The initial research efforts concentrated on identifying the culture needs, growth characteristics and performance of Arctic Char in various types of fish farming systems. The Freshwater Institute (D.F.O. Canada) also distributed small batches of char eggs to producers in Canada, these producers in return helped determine the suitability of Char in a commercial setting. Many present day commercial farm breeding stocks have been developed largely from these sources.
Farm production of Arctic Char in Canada is presently emerging beyond the development stage. Individual farmers and companies are raising the fish in Nova Scotia, PEI, New Brunswick, Ontario, Manitoba and the North West Territories. Commercial production is also increasing in Iceland, Norway and other European countries. Estimates are that between 950,000 and 1,300,000 kgs of finished char products were marketed from those sources last year. In the USA Charr farming takes place in the West Virginia and in Washington State.
Why Farm Arctic Char
There are many factors that are influencing farm management decisions to increase or begin Arctic Char farming. These can be summarized as follows:
• There is a strong desire among reputable seafood buyers to have consistent supplies of quality Arctic Char that are available fresh year round. Arctic Char is seen as a gourmet niche seafood product, a unique "sexy" fish with high end market appeal. Catches of wild caught fish are declining and the supply is generally seasonal from fishery sources.
• Existing Market Demand shortfalls. The supply of Arctic Char does not meet the existing volume requirements of the marketplace.
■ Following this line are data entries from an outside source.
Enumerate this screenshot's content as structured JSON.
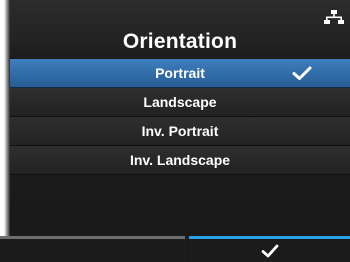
{
  "header": {
    "title": "Orientation",
    "network_icon": "network-icon"
  },
  "options": [
    {
      "label": "Portrait",
      "selected": true
    },
    {
      "label": "Landscape",
      "selected": false
    },
    {
      "label": "Inv. Portrait",
      "selected": false
    },
    {
      "label": "Inv. Landscape",
      "selected": false
    }
  ],
  "icons": {
    "selected_check": "check-icon",
    "confirm": "checkmark-icon"
  },
  "colors": {
    "selection": "#2f6aa6",
    "confirm_accent": "#2aa3e6",
    "inactive_accent": "#6e6e6e",
    "background": "#1c1c1c"
  }
}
At the food service level, chefs often choose it as a better environmental choice than farmed salmon or rainbow trout. In addition as more chefs become familiar with char new demand is being created due to it's unique appeal.
• Acceptable growth performance of Arctic Char in land based farms, that use high rate water recirculation systems has been demonstrated. This factor contributes numerous benefits including maximizing production while reducing the tank space needed, reducing water requirements, reducing effluent and conserving energy by lowering requirements for water temperature control. Less energy is required to maintain water temperatures near optimum levels for best growth.
The above factors combine to create a farm development and market opportunity to produce a product that is in strong demand and known to be a fish species of high regard. The Arctic Char also adapts well to farming in enclosed land based farms, providing the opportunity to reduce resource requirements, create higher security against disease and stock escapement while achieving eco-friendly methods. This section continues on the next page titled Farm attributes of Arctic Char
|Farm Raised Mature Arctic Char|
The New England Aquarium lists farm raised Arctic Char as an ocean friendly species. They call it an excellent choice. The following quote is from their website:
Farmed Arctic char is generally very high quality. Do not judge by the color—Arctic char can range from a pale orange-pink to a bright red, depending upon where or how it was raised. Look for Arctic char farmed in Iceland, Norway, Canada or the United States. New England Aquarium Arctic Char Page.